What to produce:
The answer is every line of the records that holds the word "라이선스", copied in full.
═══ Study material
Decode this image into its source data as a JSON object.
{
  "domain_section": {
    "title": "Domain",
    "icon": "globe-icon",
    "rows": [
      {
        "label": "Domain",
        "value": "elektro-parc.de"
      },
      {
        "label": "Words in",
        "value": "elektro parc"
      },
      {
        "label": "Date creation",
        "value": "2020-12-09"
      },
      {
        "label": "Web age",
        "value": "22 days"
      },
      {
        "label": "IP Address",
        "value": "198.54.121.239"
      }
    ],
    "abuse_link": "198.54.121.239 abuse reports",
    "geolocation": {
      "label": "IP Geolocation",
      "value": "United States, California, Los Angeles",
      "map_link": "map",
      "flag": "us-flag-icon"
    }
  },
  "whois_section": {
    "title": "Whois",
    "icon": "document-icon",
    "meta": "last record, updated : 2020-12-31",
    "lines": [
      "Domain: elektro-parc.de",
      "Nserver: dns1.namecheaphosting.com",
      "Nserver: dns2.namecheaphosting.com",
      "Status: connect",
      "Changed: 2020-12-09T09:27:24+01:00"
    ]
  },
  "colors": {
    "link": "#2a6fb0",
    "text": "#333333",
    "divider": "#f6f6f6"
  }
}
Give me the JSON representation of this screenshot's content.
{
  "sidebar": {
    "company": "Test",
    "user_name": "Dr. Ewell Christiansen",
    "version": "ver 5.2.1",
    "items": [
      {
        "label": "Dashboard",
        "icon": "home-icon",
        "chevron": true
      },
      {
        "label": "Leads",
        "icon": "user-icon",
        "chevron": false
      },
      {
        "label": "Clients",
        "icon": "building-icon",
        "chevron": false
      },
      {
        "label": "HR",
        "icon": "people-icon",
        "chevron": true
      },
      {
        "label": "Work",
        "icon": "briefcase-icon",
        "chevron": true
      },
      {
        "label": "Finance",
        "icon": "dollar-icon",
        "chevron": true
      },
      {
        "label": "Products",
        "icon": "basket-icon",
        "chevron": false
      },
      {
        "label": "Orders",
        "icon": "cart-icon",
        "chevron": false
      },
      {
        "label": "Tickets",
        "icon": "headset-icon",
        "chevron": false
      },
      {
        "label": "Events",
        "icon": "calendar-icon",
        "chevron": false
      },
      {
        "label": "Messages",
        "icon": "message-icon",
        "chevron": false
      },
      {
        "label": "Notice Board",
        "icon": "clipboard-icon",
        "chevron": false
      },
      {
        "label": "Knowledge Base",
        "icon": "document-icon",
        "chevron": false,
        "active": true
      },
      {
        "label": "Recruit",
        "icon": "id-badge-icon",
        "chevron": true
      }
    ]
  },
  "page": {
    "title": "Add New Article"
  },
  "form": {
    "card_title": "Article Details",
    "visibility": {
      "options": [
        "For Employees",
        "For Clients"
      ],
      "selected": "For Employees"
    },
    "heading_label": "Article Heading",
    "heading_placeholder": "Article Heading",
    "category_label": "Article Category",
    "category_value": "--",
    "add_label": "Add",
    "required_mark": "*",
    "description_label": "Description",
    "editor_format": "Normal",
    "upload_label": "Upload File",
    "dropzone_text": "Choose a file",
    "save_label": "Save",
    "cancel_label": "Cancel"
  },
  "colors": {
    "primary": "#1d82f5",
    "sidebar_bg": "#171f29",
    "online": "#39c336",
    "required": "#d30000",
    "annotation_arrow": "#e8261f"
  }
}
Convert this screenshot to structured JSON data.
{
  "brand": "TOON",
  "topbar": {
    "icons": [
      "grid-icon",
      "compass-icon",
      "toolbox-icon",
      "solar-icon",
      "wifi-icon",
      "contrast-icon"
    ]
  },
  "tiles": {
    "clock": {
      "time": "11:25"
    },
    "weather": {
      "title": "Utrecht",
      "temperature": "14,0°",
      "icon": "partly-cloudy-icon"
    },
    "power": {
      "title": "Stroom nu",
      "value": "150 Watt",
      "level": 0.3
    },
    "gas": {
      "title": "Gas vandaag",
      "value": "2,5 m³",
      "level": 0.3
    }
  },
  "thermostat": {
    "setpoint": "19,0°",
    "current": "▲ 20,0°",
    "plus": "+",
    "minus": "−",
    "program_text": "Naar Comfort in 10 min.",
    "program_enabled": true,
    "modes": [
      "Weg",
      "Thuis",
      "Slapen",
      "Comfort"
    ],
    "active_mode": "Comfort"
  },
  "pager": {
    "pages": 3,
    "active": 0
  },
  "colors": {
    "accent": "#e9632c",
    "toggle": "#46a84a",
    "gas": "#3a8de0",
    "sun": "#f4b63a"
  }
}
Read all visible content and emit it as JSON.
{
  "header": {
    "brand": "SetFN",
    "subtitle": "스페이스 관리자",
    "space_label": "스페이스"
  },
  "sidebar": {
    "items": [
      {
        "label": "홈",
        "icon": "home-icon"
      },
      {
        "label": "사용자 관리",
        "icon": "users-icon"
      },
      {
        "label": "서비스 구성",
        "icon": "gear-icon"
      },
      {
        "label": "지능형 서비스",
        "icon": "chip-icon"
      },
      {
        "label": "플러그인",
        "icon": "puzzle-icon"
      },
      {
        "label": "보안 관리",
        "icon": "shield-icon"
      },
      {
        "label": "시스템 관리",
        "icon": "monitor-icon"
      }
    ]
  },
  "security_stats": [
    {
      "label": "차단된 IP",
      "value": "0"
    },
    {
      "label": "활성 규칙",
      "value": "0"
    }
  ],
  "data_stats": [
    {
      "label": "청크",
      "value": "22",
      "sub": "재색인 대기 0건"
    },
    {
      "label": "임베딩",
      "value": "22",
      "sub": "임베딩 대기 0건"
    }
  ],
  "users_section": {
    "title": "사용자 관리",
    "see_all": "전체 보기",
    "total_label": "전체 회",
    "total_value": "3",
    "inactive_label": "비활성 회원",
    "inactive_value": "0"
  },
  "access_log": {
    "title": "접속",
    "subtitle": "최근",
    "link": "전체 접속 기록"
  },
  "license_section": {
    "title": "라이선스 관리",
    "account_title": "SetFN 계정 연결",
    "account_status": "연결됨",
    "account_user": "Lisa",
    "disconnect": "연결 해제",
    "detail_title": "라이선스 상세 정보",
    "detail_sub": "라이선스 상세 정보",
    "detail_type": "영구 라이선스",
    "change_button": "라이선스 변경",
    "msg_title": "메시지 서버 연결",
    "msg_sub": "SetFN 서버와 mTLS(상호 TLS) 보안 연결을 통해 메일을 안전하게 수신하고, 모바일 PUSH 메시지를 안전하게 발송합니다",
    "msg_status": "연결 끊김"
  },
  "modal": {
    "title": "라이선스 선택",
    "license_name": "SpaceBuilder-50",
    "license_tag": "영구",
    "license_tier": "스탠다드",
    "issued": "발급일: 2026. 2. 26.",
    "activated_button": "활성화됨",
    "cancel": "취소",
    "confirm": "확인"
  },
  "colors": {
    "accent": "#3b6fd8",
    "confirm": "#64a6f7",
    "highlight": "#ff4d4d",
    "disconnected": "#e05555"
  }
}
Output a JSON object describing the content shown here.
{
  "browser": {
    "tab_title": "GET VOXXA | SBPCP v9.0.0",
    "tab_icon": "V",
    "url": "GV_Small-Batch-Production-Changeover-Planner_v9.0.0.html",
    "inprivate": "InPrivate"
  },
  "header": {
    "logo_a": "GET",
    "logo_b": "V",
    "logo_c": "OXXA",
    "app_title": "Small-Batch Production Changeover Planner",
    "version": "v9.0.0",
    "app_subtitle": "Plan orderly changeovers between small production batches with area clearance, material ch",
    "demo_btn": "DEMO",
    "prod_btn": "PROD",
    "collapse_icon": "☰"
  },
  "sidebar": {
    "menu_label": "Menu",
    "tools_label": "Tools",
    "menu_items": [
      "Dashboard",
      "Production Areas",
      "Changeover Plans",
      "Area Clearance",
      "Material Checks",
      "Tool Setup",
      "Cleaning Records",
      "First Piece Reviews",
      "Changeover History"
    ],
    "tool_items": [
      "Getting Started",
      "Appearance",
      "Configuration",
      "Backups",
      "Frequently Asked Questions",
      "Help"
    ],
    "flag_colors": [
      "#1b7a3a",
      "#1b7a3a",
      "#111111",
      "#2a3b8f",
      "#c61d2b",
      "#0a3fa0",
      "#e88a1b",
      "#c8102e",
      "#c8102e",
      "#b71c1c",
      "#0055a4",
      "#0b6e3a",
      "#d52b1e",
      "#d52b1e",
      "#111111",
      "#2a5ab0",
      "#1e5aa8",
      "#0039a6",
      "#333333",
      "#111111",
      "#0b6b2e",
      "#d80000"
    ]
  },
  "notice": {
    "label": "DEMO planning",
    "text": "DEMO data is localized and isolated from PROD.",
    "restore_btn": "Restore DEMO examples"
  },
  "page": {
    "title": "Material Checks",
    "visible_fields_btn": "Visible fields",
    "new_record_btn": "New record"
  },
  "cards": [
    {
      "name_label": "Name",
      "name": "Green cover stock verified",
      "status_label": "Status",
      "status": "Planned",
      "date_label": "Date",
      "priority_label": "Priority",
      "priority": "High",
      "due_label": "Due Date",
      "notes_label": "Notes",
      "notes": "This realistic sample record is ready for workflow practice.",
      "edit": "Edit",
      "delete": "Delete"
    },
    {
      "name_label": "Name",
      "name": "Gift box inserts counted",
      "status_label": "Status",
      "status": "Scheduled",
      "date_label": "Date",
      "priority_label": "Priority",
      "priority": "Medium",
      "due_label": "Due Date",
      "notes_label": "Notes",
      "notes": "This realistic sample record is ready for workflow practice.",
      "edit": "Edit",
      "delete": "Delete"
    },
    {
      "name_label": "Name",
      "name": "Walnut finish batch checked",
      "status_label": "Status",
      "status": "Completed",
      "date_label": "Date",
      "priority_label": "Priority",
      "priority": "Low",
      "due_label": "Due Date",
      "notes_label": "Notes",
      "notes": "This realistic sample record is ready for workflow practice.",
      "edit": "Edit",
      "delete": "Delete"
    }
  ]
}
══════
Solution:
    "title": "라이선스 관리",
    "detail_title": "라이선스 상세 정보",
    "detail_sub": "라이선스 상세 정보",
    "detail_type": "영구 라이선스",
    "change_button": "라이선스 변경",
    "title": "라이선스 선택",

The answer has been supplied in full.